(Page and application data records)
++++++++++

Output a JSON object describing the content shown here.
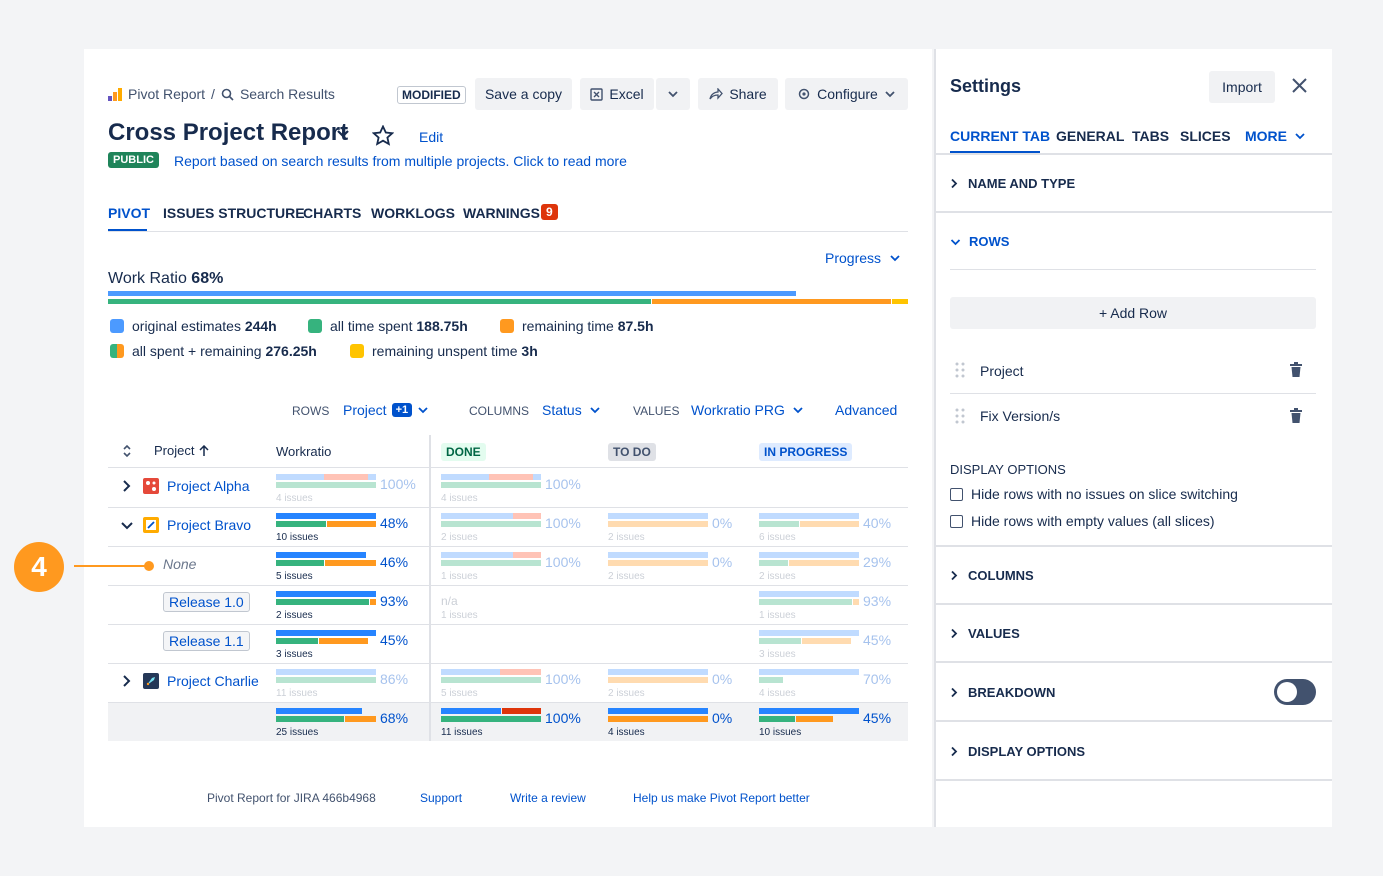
{
  "breadcrumb": {
    "root": "Pivot Report",
    "sep": "/",
    "current": "Search Results"
  },
  "header": {
    "modified_label": "MODIFIED",
    "save_copy_label": "Save a copy",
    "excel_label": "Excel",
    "share_label": "Share",
    "configure_label": "Configure",
    "title": "Cross Project Report",
    "edit_label": "Edit",
    "public_badge": "PUBLIC",
    "description": "Report based on search results from multiple projects. Click to read more"
  },
  "tabs": [
    {
      "label": "PIVOT"
    },
    {
      "label": "ISSUES STRUCTURE"
    },
    {
      "label": "CHARTS"
    },
    {
      "label": "WORKLOGS"
    },
    {
      "label": "WARNINGS",
      "count": "9"
    }
  ],
  "progress_dropdown": "Progress",
  "work_ratio": {
    "label": "Work Ratio",
    "value": "68%",
    "blue_fraction": 0.86,
    "green_fraction": 0.68,
    "orange_fraction": 0.3,
    "yellow_fraction": 0.02
  },
  "legend": [
    {
      "label": "original estimates",
      "value": "244h",
      "color": "#4c9aff"
    },
    {
      "label": "all time spent",
      "value": "188.75h",
      "color": "#36b37e"
    },
    {
      "label": "remaining time",
      "value": "87.5h",
      "color": "#ff991f"
    },
    {
      "label": "all spent + remaining",
      "value": "276.25h",
      "color": "mixed"
    },
    {
      "label": "remaining unspent time",
      "value": "3h",
      "color": "#ffc400"
    }
  ],
  "controls": {
    "rows_label": "ROWS",
    "rows_value": "Project",
    "rows_extra": "+1",
    "columns_label": "COLUMNS",
    "columns_value": "Status",
    "values_label": "VALUES",
    "values_value": "Workratio PRG",
    "advanced_label": "Advanced"
  },
  "table": {
    "col_project": "Project",
    "col_workratio": "Workratio",
    "statuses": [
      "DONE",
      "TO DO",
      "IN PROGRESS"
    ],
    "rows": [
      {
        "name": "Project Alpha",
        "wr": "100%",
        "wr_issues": "4 issues",
        "done": "100%",
        "done_issues": "4 issues"
      },
      {
        "name": "Project Bravo",
        "wr": "48%",
        "wr_issues": "10 issues",
        "done": "100%",
        "done_issues": "2 issues",
        "todo": "0%",
        "todo_issues": "2 issues",
        "prog": "40%",
        "prog_issues": "6 issues"
      },
      {
        "name": "None",
        "wr": "46%",
        "wr_issues": "5 issues",
        "done": "100%",
        "done_issues": "1 issues",
        "todo": "0%",
        "todo_issues": "2 issues",
        "prog": "29%",
        "prog_issues": "2 issues"
      },
      {
        "name": "Release 1.0",
        "wr": "93%",
        "wr_issues": "2 issues",
        "done": "n/a",
        "done_issues": "1 issues",
        "prog": "93%",
        "prog_issues": "1 issues"
      },
      {
        "name": "Release 1.1",
        "wr": "45%",
        "wr_issues": "3 issues",
        "prog": "45%",
        "prog_issues": "3 issues"
      },
      {
        "name": "Project Charlie",
        "wr": "86%",
        "wr_issues": "11 issues",
        "done": "100%",
        "done_issues": "5 issues",
        "todo": "0%",
        "todo_issues": "2 issues",
        "prog": "70%",
        "prog_issues": "4 issues"
      },
      {
        "name": "",
        "wr": "68%",
        "wr_issues": "25 issues",
        "done": "100%",
        "done_issues": "11 issues",
        "todo": "0%",
        "todo_issues": "4 issues",
        "prog": "45%",
        "prog_issues": "10 issues"
      }
    ]
  },
  "callout": {
    "number": "4"
  },
  "footer": {
    "version": "Pivot Report for JIRA 466b4968",
    "support": "Support",
    "review": "Write a review",
    "help": "Help us make Pivot Report better"
  },
  "settings": {
    "title": "Settings",
    "import_label": "Import",
    "tabs": [
      "CURRENT TAB",
      "GENERAL",
      "TABS",
      "SLICES",
      "MORE"
    ],
    "name_and_type": "NAME AND TYPE",
    "rows": "ROWS",
    "add_row": "+ Add Row",
    "row_items": [
      "Project",
      "Fix Version/s"
    ],
    "display_options_heading": "DISPLAY OPTIONS",
    "check1": "Hide rows with no issues on slice switching",
    "check2": "Hide rows with empty values (all slices)",
    "columns": "COLUMNS",
    "values": "VALUES",
    "breakdown": "BREAKDOWN",
    "display_options": "DISPLAY OPTIONS"
  }
}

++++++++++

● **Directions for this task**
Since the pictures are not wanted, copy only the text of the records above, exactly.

● **Task answer**
Output a JSON object describing the content shown here.
{
  "breadcrumb": {
    "root": "Pivot Report",
    "sep": "/",
    "current": "Search Results"
  },
  "header": {
    "modified_label": "MODIFIED",
    "save_copy_label": "Save a copy",
    "excel_label": "Excel",
    "share_label": "Share",
    "configure_label": "Configure",
    "title": "Cross Project Report",
    "edit_label": "Edit",
    "public_badge": "PUBLIC",
    "description": "Report based on search results from multiple projects. Click to read more"
  },
  "tabs": [
    {
      "label": "PIVOT"
    },
    {
      "label": "ISSUES STRUCTURE"
    },
    {
      "label": "CHARTS"
    },
    {
      "label": "WORKLOGS"
    },
    {
      "label": "WARNINGS",
      "count": "9"
    }
  ],
  "progress_dropdown": "Progress",
  "work_ratio": {
    "label": "Work Ratio",
    "value": "68%",
    "blue_fraction": 0.86,
    "green_fraction": 0.68,
    "orange_fraction": 0.3,
    "yellow_fraction": 0.02
  },
  "legend": [
    {
      "label": "original estimates",
      "value": "244h",
      "color": "#4c9aff"
    },
    {
      "label": "all time spent",
      "value": "188.75h",
      "color": "#36b37e"
    },
    {
      "label": "remaining time",
      "value": "87.5h",
      "color": "#ff991f"
    },
    {
      "label": "all spent + remaining",
      "value": "276.25h",
      "color": "mixed"
    },
    {
      "label": "remaining unspent time",
      "value": "3h",
      "color": "#ffc400"
    }
  ],
  "controls": {
    "rows_label": "ROWS",
    "rows_value": "Project",
    "rows_extra": "+1",
    "columns_label": "COLUMNS",
    "columns_value": "Status",
    "values_label": "VALUES",
    "values_value": "Workratio PRG",
    "advanced_label": "Advanced"
  },
  "table": {
    "col_project": "Project",
    "col_workratio": "Workratio",
    "statuses": [
      "DONE",
      "TO DO",
      "IN PROGRESS"
    ],
    "rows": [
      {
        "name": "Project Alpha",
        "wr": "100%",
        "wr_issues": "4 issues",
        "done": "100%",
        "done_issues": "4 issues"
      },
      {
        "name": "Project Bravo",
        "wr": "48%",
        "wr_issues": "10 issues",
        "done": "100%",
        "done_issues": "2 issues",
        "todo": "0%",
        "todo_issues": "2 issues",
        "prog": "40%",
        "prog_issues": "6 issues"
      },
      {
        "name": "None",
        "wr": "46%",
        "wr_issues": "5 issues",
        "done": "100%",
        "done_issues": "1 issues",
        "todo": "0%",
        "todo_issues": "2 issues",
        "prog": "29%",
        "prog_issues": "2 issues"
      },
      {
        "name": "Release 1.0",
        "wr": "93%",
        "wr_issues": "2 issues",
        "done": "n/a",
        "done_issues": "1 issues",
        "prog": "93%",
        "prog_issues": "1 issues"
      },
      {
        "name": "Release 1.1",
        "wr": "45%",
        "wr_issues": "3 issues",
        "prog": "45%",
        "prog_issues": "3 issues"
      },
      {
        "name": "Project Charlie",
        "wr": "86%",
        "wr_issues": "11 issues",
        "done": "100%",
        "done_issues": "5 issues",
        "todo": "0%",
        "todo_issues": "2 issues",
        "prog": "70%",
        "prog_issues": "4 issues"
      },
      {
        "name": "",
        "wr": "68%",
        "wr_issues": "25 issues",
        "done": "100%",
        "done_issues": "11 issues",
        "todo": "0%",
        "todo_issues": "4 issues",
        "prog": "45%",
        "prog_issues": "10 issues"
      }
    ]
  },
  "callout": {
    "number": "4"
  },
  "footer": {
    "version": "Pivot Report for JIRA 466b4968",
    "support": "Support",
    "review": "Write a review",
    "help": "Help us make Pivot Report better"
  },
  "settings": {
    "title": "Settings",
    "import_label": "Import",
    "tabs": [
      "CURRENT TAB",
      "GENERAL",
      "TABS",
      "SLICES",
      "MORE"
    ],
    "name_and_type": "NAME AND TYPE",
    "rows": "ROWS",
    "add_row": "+ Add Row",
    "row_items": [
      "Project",
      "Fix Version/s"
    ],
    "display_options_heading": "DISPLAY OPTIONS",
    "check1": "Hide rows with no issues on slice switching",
    "check2": "Hide rows with empty values (all slices)",
    "columns": "COLUMNS",
    "values": "VALUES",
    "breakdown": "BREAKDOWN",
    "display_options": "DISPLAY OPTIONS"
  }
}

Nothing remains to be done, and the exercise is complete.